(WHAT YOU WILL DO):
Scan the entries for the word "size" and return every line that has it.

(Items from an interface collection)
╭──
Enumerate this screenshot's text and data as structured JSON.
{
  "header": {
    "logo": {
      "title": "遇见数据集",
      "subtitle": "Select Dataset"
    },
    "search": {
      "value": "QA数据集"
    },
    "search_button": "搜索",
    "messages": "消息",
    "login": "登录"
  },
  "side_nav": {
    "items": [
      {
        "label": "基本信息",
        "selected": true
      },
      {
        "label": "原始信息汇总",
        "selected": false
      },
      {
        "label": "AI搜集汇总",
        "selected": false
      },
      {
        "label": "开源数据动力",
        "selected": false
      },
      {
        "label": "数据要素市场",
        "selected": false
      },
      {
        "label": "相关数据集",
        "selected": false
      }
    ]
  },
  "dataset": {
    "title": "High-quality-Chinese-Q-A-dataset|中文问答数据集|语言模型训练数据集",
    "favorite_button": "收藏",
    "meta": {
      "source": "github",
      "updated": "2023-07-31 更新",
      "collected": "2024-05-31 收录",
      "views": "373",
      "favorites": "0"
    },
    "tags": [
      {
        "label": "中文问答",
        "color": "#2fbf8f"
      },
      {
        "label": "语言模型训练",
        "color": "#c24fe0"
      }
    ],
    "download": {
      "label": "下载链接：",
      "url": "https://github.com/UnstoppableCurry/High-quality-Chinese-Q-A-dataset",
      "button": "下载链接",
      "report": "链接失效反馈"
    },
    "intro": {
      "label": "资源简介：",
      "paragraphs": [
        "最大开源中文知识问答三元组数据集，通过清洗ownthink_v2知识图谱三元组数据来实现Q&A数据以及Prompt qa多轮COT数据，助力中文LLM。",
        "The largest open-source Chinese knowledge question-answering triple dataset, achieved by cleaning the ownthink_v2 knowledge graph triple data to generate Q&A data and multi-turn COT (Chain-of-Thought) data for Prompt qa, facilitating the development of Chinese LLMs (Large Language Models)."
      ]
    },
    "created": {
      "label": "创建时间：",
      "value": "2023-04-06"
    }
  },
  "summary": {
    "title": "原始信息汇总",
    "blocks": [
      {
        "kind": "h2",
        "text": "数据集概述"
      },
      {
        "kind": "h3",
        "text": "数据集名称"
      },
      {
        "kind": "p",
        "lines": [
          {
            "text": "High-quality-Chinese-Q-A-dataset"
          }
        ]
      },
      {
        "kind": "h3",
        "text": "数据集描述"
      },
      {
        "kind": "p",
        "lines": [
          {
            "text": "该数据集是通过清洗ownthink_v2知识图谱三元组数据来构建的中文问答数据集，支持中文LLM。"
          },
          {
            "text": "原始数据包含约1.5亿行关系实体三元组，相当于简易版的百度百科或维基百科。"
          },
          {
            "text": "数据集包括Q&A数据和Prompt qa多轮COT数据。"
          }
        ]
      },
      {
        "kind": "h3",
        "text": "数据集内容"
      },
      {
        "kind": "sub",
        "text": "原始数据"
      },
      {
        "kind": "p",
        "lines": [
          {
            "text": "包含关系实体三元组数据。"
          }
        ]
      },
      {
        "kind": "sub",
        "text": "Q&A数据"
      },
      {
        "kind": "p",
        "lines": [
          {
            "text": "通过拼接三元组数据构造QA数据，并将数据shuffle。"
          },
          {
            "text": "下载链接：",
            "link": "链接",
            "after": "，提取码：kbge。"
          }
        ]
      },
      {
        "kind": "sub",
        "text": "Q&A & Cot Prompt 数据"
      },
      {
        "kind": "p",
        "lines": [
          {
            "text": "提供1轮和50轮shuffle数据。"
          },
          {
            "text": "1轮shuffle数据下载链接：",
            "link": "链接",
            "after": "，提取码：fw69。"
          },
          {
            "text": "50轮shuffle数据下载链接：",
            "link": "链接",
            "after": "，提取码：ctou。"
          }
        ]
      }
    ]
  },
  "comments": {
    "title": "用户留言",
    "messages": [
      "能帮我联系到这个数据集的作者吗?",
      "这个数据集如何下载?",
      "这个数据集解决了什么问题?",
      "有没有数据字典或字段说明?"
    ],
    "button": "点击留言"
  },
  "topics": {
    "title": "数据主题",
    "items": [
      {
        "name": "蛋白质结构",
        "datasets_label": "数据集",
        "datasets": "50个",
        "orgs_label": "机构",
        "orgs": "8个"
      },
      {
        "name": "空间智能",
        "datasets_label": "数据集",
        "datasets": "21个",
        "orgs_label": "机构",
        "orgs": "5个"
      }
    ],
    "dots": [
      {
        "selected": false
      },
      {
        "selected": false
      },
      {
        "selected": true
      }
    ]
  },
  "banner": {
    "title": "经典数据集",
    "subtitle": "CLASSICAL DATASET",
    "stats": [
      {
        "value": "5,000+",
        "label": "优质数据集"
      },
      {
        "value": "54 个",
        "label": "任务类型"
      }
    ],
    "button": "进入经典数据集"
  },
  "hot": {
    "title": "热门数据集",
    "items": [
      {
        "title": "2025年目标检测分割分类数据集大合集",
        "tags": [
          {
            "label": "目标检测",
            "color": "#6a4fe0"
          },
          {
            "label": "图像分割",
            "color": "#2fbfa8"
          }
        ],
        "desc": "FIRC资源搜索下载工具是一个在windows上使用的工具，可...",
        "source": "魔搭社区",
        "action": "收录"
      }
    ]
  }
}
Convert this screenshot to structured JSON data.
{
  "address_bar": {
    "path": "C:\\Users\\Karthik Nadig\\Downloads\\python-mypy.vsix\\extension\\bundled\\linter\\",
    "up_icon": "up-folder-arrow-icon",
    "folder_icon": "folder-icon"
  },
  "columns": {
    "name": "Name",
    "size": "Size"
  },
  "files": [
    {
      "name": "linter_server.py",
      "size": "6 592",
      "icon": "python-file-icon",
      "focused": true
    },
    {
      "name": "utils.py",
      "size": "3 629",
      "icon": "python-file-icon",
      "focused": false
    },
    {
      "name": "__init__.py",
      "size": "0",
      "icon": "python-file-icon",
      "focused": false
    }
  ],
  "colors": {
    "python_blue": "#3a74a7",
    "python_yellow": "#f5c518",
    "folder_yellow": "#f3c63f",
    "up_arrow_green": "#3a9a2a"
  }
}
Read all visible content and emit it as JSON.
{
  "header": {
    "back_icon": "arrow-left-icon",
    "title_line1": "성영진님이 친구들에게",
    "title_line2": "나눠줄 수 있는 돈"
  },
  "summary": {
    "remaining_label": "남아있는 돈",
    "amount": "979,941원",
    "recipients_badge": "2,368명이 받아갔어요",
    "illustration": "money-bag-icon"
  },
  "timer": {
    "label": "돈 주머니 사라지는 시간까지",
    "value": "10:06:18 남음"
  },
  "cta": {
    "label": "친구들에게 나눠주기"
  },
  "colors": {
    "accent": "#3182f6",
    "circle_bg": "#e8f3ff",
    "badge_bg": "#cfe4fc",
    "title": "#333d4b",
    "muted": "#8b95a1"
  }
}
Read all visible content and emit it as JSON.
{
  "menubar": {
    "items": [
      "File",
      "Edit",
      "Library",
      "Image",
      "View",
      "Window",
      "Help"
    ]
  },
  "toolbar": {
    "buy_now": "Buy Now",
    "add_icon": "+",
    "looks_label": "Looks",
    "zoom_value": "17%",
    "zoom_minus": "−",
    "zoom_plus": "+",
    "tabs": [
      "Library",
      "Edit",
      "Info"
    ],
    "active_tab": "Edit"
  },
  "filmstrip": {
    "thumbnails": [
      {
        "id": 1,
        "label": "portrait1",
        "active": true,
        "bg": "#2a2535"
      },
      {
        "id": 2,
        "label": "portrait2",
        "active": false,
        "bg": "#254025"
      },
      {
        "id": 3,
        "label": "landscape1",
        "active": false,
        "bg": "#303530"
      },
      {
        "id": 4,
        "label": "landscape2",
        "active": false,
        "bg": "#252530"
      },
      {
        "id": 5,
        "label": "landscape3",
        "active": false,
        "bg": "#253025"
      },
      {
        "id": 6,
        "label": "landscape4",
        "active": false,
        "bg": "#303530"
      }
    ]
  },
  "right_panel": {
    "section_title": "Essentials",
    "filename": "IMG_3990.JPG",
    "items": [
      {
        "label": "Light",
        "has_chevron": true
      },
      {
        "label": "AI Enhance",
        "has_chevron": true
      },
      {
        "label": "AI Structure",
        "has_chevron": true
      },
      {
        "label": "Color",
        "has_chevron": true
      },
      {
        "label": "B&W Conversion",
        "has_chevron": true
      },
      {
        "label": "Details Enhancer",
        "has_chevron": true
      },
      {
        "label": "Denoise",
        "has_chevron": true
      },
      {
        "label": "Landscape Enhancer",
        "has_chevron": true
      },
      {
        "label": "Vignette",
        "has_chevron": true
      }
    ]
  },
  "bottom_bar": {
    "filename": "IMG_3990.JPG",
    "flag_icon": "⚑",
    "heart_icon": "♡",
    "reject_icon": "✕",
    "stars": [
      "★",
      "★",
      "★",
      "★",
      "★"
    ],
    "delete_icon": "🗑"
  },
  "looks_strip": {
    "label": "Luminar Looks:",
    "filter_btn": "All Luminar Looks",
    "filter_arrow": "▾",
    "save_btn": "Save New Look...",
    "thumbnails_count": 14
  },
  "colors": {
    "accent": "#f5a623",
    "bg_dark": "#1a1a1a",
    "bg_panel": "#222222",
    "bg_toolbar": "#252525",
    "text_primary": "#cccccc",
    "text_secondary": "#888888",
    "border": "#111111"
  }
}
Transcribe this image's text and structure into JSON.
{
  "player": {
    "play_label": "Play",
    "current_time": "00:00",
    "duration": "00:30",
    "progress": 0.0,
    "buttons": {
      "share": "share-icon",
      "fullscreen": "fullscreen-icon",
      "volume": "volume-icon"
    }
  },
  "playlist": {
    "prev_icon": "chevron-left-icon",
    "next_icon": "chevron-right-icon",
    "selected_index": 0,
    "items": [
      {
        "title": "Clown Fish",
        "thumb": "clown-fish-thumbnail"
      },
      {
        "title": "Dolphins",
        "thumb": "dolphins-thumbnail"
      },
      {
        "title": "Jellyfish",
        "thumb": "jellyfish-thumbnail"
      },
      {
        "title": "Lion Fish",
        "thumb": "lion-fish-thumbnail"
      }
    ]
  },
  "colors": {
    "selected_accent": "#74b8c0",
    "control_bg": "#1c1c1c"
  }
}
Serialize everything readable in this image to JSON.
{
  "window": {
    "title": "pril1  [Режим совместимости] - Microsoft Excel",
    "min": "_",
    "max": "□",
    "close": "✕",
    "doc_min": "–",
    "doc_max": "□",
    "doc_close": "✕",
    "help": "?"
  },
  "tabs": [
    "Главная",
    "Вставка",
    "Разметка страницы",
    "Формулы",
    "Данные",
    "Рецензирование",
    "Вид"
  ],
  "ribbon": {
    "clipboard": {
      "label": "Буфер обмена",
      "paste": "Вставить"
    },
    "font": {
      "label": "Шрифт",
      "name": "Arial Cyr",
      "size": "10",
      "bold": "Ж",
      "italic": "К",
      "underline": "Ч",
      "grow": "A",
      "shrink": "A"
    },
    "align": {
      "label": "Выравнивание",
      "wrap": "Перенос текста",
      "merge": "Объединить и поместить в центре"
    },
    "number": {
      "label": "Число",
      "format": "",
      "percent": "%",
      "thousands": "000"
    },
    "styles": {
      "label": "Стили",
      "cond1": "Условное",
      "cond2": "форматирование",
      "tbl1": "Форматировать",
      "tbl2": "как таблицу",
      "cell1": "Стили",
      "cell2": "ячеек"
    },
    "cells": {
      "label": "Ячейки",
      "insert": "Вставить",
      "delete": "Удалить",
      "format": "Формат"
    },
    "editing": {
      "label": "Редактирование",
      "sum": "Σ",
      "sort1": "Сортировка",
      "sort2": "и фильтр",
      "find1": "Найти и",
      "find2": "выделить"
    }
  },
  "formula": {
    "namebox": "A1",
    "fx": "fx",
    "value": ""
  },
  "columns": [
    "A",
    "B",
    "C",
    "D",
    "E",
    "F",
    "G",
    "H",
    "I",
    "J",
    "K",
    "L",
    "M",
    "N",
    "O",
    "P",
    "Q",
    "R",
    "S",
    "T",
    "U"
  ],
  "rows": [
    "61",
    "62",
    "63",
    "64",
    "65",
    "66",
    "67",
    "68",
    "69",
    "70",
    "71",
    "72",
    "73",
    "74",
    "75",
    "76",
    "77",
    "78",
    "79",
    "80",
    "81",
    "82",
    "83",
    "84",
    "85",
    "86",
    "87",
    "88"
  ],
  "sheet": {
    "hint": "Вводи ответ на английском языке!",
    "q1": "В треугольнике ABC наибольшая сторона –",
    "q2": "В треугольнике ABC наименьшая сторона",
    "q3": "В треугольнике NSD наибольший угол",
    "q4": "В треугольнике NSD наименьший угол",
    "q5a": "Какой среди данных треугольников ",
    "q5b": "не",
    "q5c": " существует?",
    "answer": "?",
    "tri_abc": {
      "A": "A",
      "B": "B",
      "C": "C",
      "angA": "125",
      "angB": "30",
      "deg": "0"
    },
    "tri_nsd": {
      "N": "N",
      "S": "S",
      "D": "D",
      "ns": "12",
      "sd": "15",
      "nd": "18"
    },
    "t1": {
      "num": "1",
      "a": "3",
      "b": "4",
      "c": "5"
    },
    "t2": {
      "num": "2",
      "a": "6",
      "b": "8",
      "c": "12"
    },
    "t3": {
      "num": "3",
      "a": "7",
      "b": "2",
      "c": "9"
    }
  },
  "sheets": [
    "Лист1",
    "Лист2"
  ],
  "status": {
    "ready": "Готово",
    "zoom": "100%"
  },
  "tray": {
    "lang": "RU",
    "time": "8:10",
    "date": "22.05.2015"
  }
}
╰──
(RESPONSE TO THE EXERCISE):
    "size": "Size"
      "size": "6 592",
      "size": "3 629",
      "size": "0",
      "size": "10",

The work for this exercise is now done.